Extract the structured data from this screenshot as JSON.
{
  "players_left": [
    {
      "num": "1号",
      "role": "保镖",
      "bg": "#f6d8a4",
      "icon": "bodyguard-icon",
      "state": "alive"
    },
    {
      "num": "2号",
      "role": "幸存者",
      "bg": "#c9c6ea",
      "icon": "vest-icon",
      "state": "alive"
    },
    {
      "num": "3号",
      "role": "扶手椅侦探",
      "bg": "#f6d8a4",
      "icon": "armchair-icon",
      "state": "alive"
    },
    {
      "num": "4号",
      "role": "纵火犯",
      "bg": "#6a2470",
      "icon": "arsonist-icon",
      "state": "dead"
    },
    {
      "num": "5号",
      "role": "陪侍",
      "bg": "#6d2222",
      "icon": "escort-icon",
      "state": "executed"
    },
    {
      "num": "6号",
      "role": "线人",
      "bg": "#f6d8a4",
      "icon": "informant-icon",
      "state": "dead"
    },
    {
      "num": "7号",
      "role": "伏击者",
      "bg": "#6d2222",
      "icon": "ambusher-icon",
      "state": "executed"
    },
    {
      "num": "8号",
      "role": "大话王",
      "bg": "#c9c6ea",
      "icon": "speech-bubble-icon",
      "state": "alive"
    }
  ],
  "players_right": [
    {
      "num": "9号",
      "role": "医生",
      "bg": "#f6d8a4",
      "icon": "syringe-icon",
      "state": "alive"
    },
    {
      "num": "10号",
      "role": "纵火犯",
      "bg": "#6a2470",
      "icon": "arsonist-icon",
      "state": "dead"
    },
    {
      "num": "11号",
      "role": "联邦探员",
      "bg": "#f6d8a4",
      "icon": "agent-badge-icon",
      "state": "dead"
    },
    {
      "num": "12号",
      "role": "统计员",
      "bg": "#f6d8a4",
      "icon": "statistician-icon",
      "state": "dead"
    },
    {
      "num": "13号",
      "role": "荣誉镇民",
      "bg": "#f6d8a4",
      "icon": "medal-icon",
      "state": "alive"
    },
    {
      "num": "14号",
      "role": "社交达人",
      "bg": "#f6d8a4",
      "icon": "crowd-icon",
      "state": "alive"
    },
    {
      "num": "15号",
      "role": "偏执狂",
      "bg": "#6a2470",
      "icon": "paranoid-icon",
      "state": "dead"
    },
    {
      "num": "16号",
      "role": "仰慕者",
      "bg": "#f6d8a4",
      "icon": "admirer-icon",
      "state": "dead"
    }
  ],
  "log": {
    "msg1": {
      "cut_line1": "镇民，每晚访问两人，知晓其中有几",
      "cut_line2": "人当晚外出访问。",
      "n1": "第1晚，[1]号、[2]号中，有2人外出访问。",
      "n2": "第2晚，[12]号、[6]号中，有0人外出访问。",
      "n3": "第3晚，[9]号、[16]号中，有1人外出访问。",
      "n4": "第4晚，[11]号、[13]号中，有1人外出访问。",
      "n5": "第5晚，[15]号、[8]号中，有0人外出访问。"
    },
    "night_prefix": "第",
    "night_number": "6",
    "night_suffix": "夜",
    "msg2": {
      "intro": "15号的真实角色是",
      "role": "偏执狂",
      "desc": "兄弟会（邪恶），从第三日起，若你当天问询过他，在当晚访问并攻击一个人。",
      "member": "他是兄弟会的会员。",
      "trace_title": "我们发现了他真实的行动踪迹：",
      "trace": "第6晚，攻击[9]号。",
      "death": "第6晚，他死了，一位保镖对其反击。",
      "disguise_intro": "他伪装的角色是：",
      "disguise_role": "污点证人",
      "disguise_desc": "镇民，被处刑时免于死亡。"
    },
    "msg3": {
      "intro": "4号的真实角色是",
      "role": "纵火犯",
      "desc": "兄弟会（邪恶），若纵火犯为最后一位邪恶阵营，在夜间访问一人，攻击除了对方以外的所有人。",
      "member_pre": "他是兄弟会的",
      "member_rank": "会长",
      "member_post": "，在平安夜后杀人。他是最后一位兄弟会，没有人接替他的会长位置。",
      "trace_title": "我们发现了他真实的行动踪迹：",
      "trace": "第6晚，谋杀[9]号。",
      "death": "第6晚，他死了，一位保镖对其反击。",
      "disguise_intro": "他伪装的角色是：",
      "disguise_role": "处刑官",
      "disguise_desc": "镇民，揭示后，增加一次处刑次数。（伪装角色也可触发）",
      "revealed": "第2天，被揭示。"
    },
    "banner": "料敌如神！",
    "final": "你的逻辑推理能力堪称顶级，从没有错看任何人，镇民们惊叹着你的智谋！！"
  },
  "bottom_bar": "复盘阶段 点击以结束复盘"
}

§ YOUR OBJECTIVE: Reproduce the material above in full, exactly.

§ OUTPUT OF THE EXERCISE:
Extract the structured data from this screenshot as JSON.
{
  "players_left": [
    {
      "num": "1号",
      "role": "保镖",
      "bg": "#f6d8a4",
      "icon": "bodyguard-icon",
      "state": "alive"
    },
    {
      "num": "2号",
      "role": "幸存者",
      "bg": "#c9c6ea",
      "icon": "vest-icon",
      "state": "alive"
    },
    {
      "num": "3号",
      "role": "扶手椅侦探",
      "bg": "#f6d8a4",
      "icon": "armchair-icon",
      "state": "alive"
    },
    {
      "num": "4号",
      "role": "纵火犯",
      "bg": "#6a2470",
      "icon": "arsonist-icon",
      "state": "dead"
    },
    {
      "num": "5号",
      "role": "陪侍",
      "bg": "#6d2222",
      "icon": "escort-icon",
      "state": "executed"
    },
    {
      "num": "6号",
      "role": "线人",
      "bg": "#f6d8a4",
      "icon": "informant-icon",
      "state": "dead"
    },
    {
      "num": "7号",
      "role": "伏击者",
      "bg": "#6d2222",
      "icon": "ambusher-icon",
      "state": "executed"
    },
    {
      "num": "8号",
      "role": "大话王",
      "bg": "#c9c6ea",
      "icon": "speech-bubble-icon",
      "state": "alive"
    }
  ],
  "players_right": [
    {
      "num": "9号",
      "role": "医生",
      "bg": "#f6d8a4",
      "icon": "syringe-icon",
      "state": "alive"
    },
    {
      "num": "10号",
      "role": "纵火犯",
      "bg": "#6a2470",
      "icon": "arsonist-icon",
      "state": "dead"
    },
    {
      "num": "11号",
      "role": "联邦探员",
      "bg": "#f6d8a4",
      "icon": "agent-badge-icon",
      "state": "dead"
    },
    {
      "num": "12号",
      "role": "统计员",
      "bg": "#f6d8a4",
      "icon": "statistician-icon",
      "state": "dead"
    },
    {
      "num": "13号",
      "role": "荣誉镇民",
      "bg": "#f6d8a4",
      "icon": "medal-icon",
      "state": "alive"
    },
    {
      "num": "14号",
      "role": "社交达人",
      "bg": "#f6d8a4",
      "icon": "crowd-icon",
      "state": "alive"
    },
    {
      "num": "15号",
      "role": "偏执狂",
      "bg": "#6a2470",
      "icon": "paranoid-icon",
      "state": "dead"
    },
    {
      "num": "16号",
      "role": "仰慕者",
      "bg": "#f6d8a4",
      "icon": "admirer-icon",
      "state": "dead"
    }
  ],
  "log": {
    "msg1": {
      "cut_line1": "镇民，每晚访问两人，知晓其中有几",
      "cut_line2": "人当晚外出访问。",
      "n1": "第1晚，[1]号、[2]号中，有2人外出访问。",
      "n2": "第2晚，[12]号、[6]号中，有0人外出访问。",
      "n3": "第3晚，[9]号、[16]号中，有1人外出访问。",
      "n4": "第4晚，[11]号、[13]号中，有1人外出访问。",
      "n5": "第5晚，[15]号、[8]号中，有0人外出访问。"
    },
    "night_prefix": "第",
    "night_number": "6",
    "night_suffix": "夜",
    "msg2": {
      "intro": "15号的真实角色是",
      "role": "偏执狂",
      "desc": "兄弟会（邪恶），从第三日起，若你当天问询过他，在当晚访问并攻击一个人。",
      "member": "他是兄弟会的会员。",
      "trace_title": "我们发现了他真实的行动踪迹：",
      "trace": "第6晚，攻击[9]号。",
      "death": "第6晚，他死了，一位保镖对其反击。",
      "disguise_intro": "他伪装的角色是：",
      "disguise_role": "污点证人",
      "disguise_desc": "镇民，被处刑时免于死亡。"
    },
    "msg3": {
      "intro": "4号的真实角色是",
      "role": "纵火犯",
      "desc": "兄弟会（邪恶），若纵火犯为最后一位邪恶阵营，在夜间访问一人，攻击除了对方以外的所有人。",
      "member_pre": "他是兄弟会的",
      "member_rank": "会长",
      "member_post": "，在平安夜后杀人。他是最后一位兄弟会，没有人接替他的会长位置。",
      "trace_title": "我们发现了他真实的行动踪迹：",
      "trace": "第6晚，谋杀[9]号。",
      "death": "第6晚，他死了，一位保镖对其反击。",
      "disguise_intro": "他伪装的角色是：",
      "disguise_role": "处刑官",
      "disguise_desc": "镇民，揭示后，增加一次处刑次数。（伪装角色也可触发）",
      "revealed": "第2天，被揭示。"
    },
    "banner": "料敌如神！",
    "final": "你的逻辑推理能力堪称顶级，从没有错看任何人，镇民们惊叹着你的智谋！！"
  },
  "bottom_bar": "复盘阶段 点击以结束复盘"
}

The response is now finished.